=== Task ===
Pull every "this" line out of the data below.

<<<<

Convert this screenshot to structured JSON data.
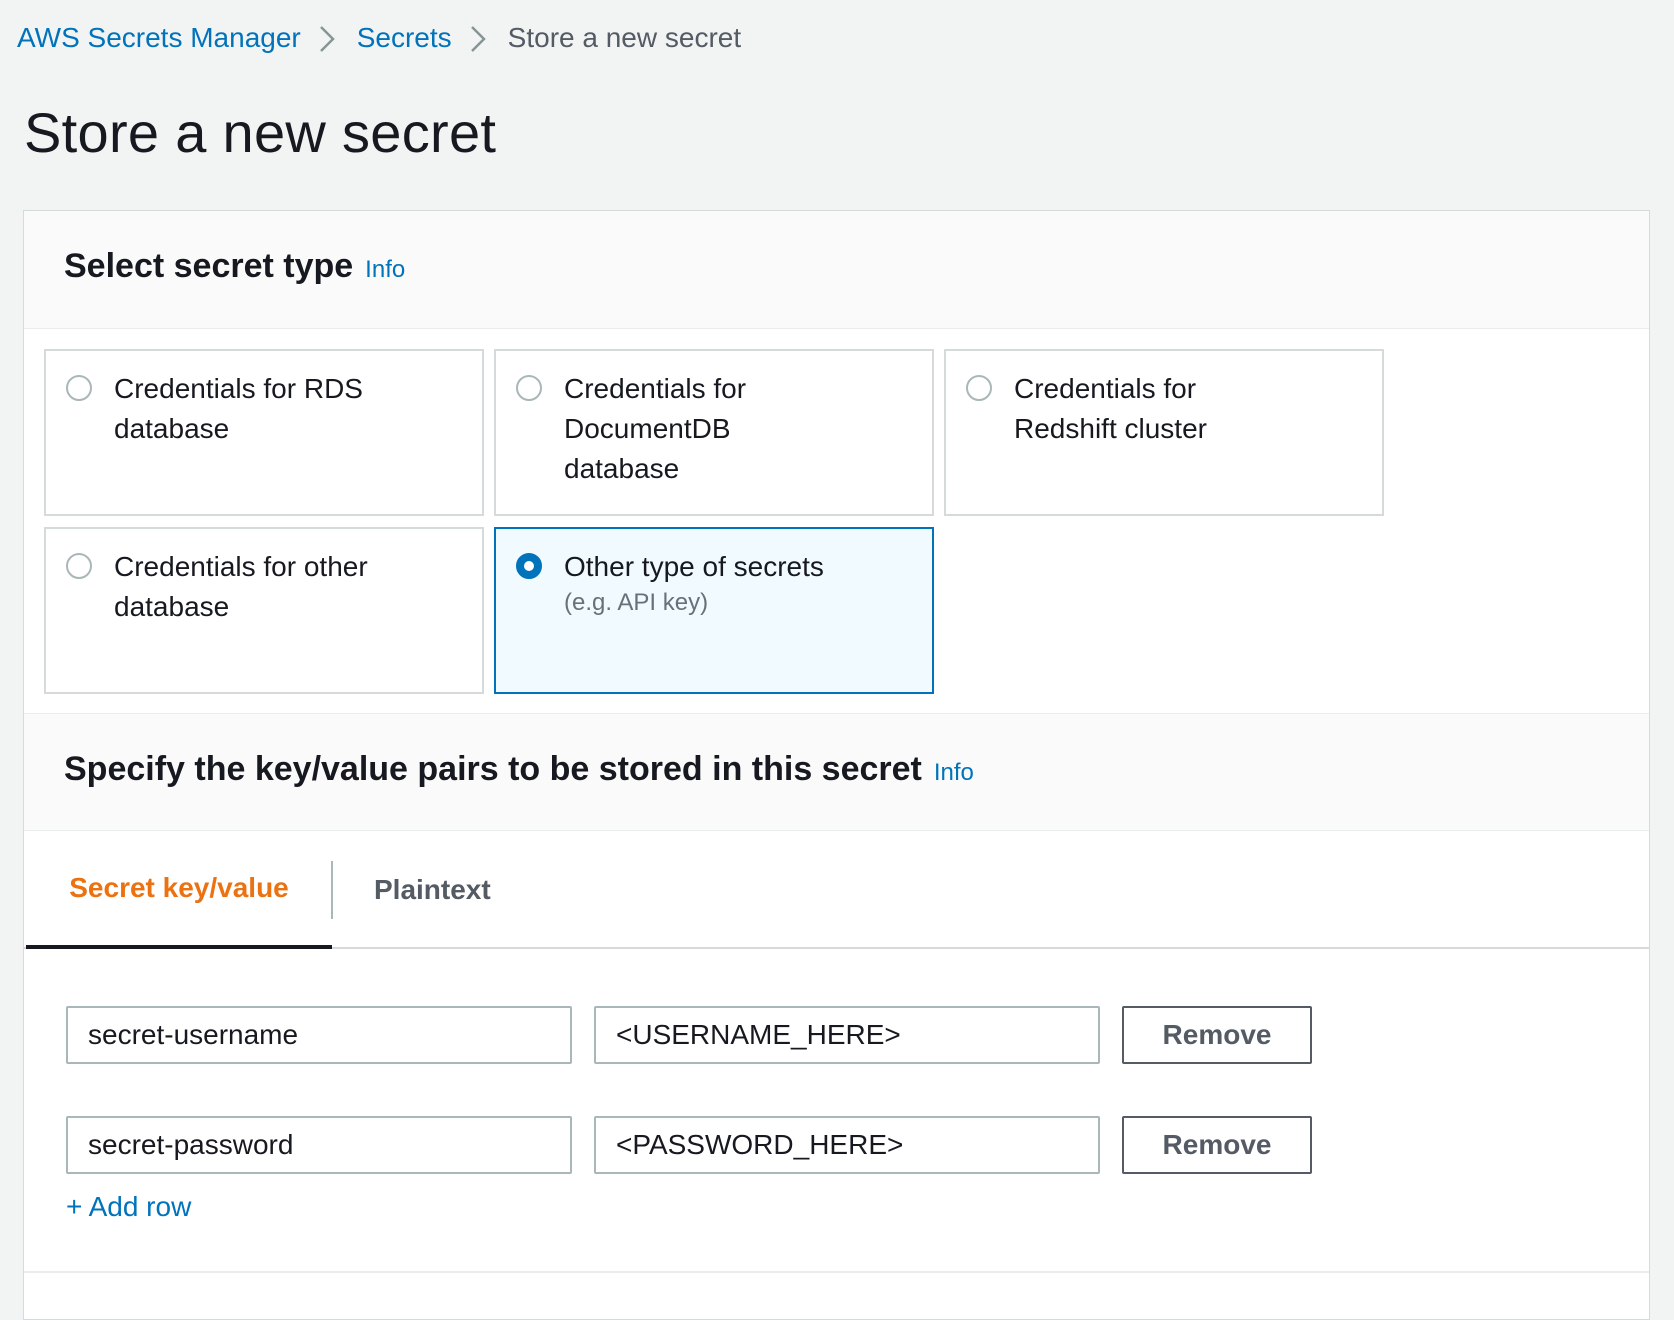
{
  "breadcrumb": {
    "items": [
      "AWS Secrets Manager",
      "Secrets"
    ],
    "current": "Store a new secret"
  },
  "page": {
    "title": "Store a new secret"
  },
  "secret_type": {
    "heading": "Select secret type",
    "info": "Info",
    "options": [
      {
        "label": "Credentials for RDS database",
        "selected": false
      },
      {
        "label": "Credentials for DocumentDB database",
        "selected": false
      },
      {
        "label": "Credentials for Redshift cluster",
        "selected": false
      },
      {
        "label": "Credentials for other database",
        "selected": false
      },
      {
        "label": "Other type of secrets",
        "description": "(e.g. API key)",
        "selected": true
      }
    ]
  },
  "kv_section": {
    "heading": "Specify the key/value pairs to be stored in this secret",
    "info": "Info",
    "tabs": [
      {
        "label": "Secret key/value",
        "active": true
      },
      {
        "label": "Plaintext",
        "active": false
      }
    ],
    "rows": [
      {
        "key": "secret-username",
        "value": "<USERNAME_HERE>",
        "remove_label": "Remove"
      },
      {
        "key": "secret-password",
        "value": "<PASSWORD_HERE>",
        "remove_label": "Remove"
      }
    ],
    "add_row_label": "+ Add row"
  },
  "colors": {
    "link": "#0073bb",
    "active_tab": "#ec7211",
    "selected_tile_bg": "#f1faff"
  }
}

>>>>

=== Expected output ===
Convert this screenshot to structured JSON data.
    "heading": "Specify the key/value pairs to be stored in this secret",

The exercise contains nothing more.